trip and a half - yes, they do need a lot of light. They can do nicely with low light too, but only for short periods of time, like say, a month or so, and then their leaves start to fall off. I bring all of the indoor ones outside to summer on my patio. The difference in the depth of color of the flowers is amazing when they have full sun! I have a tree hibiscus that I keep in my living room that has the palest peach flowers. When I put it outside for the summer, the flowers turn blazing coral. What's really cool about having them indoors is that they flower all year round.
posted by iconomy at 5:15 AM on July 12, 2005

Awww, I am heartbroken! I don't see any actual debunking in that link, though.

Well, it tells you what the hibiscus plant matter *does*, which is make the bubble more colorful.

You get soap when you mix fats and sodium hydroxide (or the potassium analog for liquid soaps) together. There are no plants that contain both chemical compounds.

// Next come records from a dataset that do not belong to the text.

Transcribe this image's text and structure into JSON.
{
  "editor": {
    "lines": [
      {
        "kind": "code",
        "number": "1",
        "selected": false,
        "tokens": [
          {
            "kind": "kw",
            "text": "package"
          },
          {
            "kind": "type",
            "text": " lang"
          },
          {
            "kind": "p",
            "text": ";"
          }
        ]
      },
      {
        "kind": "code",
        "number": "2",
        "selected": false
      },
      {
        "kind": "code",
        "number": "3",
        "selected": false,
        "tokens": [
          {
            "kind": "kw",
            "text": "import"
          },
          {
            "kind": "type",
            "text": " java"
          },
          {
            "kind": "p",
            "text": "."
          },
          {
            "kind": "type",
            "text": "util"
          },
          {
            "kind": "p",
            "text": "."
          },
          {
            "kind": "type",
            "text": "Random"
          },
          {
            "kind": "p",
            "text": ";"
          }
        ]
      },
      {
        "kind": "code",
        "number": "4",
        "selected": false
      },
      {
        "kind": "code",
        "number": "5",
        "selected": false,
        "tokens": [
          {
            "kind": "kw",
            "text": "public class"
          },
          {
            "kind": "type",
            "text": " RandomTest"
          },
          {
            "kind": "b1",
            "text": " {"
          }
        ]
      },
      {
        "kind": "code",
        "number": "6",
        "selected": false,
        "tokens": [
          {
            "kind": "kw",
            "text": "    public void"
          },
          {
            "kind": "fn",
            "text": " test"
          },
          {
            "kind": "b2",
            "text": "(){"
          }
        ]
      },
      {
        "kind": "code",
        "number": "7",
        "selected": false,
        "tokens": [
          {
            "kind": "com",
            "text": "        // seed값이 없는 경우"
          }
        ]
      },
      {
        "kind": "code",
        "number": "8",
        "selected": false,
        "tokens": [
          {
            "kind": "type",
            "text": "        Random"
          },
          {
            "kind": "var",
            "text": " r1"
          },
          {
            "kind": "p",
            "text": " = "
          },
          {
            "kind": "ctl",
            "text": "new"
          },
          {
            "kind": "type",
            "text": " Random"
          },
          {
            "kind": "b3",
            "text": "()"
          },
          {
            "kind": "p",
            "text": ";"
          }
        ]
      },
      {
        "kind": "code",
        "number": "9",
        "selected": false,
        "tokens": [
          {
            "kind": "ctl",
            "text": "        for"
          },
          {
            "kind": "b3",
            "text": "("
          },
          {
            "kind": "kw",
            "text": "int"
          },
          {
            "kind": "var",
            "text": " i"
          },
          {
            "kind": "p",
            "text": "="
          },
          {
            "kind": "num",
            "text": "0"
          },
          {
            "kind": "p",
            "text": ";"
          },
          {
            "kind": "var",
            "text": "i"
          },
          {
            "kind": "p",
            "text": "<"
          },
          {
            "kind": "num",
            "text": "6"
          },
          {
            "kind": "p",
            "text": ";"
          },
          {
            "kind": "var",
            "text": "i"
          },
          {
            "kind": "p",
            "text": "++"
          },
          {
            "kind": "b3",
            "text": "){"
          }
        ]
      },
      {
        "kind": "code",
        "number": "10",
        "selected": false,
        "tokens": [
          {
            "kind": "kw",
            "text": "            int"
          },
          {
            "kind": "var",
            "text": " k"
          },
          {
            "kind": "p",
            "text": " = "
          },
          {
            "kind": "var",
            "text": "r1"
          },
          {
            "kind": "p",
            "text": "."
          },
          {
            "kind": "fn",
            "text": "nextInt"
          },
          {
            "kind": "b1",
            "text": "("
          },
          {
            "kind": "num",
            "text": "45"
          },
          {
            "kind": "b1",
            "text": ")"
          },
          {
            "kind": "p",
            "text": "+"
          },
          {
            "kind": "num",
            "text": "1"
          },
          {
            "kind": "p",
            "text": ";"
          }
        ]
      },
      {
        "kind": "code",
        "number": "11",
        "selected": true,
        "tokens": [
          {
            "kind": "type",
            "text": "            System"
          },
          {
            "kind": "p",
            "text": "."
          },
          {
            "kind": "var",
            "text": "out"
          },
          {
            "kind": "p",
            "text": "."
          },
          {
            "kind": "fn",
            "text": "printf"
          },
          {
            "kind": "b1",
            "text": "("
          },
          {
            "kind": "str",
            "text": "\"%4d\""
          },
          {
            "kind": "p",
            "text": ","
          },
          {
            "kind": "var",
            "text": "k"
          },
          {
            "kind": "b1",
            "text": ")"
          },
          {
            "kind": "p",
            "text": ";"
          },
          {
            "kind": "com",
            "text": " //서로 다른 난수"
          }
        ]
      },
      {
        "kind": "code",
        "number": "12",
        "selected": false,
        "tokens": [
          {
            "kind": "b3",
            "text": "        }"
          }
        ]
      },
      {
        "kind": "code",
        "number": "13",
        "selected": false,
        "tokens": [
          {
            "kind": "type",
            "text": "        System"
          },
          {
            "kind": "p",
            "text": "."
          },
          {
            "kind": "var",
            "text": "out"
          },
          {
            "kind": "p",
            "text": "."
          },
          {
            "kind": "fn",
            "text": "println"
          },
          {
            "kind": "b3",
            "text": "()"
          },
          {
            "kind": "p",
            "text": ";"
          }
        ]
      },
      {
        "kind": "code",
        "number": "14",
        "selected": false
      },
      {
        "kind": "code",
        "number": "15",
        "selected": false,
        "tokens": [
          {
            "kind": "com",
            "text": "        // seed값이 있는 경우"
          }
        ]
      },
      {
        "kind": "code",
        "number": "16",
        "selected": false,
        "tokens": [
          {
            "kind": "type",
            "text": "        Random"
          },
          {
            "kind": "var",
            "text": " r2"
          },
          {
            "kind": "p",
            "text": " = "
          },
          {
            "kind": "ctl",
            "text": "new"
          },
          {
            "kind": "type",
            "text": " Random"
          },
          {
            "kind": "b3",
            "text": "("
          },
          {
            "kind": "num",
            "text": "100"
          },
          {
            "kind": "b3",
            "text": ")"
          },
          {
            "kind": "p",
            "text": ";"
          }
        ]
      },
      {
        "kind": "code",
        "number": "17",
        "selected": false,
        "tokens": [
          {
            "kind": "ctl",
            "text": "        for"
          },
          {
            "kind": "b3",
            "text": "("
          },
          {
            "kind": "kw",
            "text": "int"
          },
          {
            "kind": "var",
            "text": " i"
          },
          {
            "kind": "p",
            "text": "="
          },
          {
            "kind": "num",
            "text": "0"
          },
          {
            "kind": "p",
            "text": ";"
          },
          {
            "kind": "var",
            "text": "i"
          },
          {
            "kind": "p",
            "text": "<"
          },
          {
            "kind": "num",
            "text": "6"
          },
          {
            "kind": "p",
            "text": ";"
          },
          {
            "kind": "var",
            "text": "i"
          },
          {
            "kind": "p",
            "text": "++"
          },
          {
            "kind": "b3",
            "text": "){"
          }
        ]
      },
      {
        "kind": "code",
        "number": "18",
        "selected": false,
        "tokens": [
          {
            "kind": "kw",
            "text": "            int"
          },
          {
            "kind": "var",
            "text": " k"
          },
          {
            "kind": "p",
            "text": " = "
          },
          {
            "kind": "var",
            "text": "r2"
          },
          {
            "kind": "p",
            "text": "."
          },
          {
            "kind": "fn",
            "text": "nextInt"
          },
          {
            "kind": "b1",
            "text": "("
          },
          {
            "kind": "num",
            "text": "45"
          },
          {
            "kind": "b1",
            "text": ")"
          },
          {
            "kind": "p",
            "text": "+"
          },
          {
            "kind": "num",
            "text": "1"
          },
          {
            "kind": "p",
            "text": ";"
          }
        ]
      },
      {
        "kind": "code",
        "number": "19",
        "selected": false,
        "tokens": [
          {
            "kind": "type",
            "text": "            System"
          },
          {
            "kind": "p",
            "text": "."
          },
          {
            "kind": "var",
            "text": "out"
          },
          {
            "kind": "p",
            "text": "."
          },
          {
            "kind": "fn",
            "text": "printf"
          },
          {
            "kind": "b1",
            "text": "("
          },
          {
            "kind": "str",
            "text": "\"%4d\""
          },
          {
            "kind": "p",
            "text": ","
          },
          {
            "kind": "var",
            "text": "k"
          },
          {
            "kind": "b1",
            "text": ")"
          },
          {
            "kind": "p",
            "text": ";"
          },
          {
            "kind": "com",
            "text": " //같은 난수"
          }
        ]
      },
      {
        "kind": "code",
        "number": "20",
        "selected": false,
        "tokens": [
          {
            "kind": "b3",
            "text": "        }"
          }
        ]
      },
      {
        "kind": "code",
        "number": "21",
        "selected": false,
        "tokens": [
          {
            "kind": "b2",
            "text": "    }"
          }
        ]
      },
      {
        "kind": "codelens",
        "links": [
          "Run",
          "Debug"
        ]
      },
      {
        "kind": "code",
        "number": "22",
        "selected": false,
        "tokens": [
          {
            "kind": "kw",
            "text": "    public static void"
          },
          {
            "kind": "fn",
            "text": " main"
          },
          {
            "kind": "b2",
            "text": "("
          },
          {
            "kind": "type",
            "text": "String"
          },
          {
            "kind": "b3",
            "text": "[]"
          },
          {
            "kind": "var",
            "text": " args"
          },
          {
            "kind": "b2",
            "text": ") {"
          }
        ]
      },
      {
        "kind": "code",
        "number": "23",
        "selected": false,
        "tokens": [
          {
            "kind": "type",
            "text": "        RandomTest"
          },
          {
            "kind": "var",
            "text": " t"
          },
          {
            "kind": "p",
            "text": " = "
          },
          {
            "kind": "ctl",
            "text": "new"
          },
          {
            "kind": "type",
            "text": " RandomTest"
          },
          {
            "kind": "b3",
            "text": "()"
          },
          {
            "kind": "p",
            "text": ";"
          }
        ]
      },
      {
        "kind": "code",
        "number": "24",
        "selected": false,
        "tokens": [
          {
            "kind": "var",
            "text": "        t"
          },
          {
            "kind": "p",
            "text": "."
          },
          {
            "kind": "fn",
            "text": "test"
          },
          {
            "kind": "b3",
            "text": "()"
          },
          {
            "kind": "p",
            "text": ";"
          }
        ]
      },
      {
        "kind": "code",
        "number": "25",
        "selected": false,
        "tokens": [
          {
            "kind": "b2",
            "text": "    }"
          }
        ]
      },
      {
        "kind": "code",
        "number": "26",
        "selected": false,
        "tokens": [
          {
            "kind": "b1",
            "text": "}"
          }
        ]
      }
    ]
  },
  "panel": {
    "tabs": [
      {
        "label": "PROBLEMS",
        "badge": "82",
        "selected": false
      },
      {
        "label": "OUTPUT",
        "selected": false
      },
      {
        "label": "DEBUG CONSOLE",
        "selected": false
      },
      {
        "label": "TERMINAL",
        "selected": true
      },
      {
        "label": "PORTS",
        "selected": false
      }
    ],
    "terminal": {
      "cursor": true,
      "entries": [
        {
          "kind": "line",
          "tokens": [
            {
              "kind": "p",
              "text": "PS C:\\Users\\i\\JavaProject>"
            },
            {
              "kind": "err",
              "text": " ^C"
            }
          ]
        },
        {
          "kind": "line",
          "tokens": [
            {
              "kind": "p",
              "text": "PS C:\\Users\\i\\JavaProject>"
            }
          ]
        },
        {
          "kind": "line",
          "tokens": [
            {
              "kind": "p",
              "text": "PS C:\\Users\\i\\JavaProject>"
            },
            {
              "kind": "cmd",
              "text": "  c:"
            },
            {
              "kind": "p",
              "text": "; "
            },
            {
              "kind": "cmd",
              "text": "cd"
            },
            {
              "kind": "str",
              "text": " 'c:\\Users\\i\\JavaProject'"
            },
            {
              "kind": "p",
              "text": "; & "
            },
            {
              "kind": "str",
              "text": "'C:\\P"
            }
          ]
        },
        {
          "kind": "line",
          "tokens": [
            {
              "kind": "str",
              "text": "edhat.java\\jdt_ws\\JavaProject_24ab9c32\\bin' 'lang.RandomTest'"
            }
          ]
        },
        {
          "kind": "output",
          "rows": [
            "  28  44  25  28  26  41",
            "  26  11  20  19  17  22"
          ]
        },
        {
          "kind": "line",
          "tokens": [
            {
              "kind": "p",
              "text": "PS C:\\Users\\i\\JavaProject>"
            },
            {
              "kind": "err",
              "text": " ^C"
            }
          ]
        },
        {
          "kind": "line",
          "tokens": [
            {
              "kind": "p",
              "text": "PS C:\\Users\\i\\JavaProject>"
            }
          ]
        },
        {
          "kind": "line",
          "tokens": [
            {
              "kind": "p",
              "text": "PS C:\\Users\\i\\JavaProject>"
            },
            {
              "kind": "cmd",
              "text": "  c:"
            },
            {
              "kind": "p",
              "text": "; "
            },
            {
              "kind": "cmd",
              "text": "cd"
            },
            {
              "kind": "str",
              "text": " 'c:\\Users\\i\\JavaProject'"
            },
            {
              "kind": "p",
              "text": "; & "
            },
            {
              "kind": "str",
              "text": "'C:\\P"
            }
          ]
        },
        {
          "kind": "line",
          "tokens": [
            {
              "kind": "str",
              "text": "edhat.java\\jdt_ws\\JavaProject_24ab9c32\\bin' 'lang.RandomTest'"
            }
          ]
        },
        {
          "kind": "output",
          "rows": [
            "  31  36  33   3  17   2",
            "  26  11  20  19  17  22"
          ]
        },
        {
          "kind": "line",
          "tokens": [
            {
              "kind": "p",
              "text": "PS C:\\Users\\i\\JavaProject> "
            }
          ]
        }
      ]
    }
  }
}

Both sodium and potassium salts were originally derived from plant matter...or organic matter; such as wood ashes and water mixed together and left steeping until an egg will float on the top of the solution, but no plant has both properties of alkali and fat. (It would be cool if there were, cause then I wouldn't have to keep a half a ton of sodium hydroxide in the garage, and periodically have to deal with guys in sunglasses that want to know why I'm buying a thermogenic chemical in large quantities. ) :)

You can debunk it yourself by tossing a handful of hibiscus petals and leaves in a food processor and adding a cup of water. Grind, then pour into a container and let steep. (Don't add any detergent or soap.) You'll see that you can let it sit until the water evaporates, and you'll never get a saponified reaction...which is to say, you'll never get bubbles. :)
posted by dejah420 at 12:22 PM on July 12, 2005

« Older Language Aids   |   Where should I start my journey to study the bible... Newer »
This thread is closed to new comments.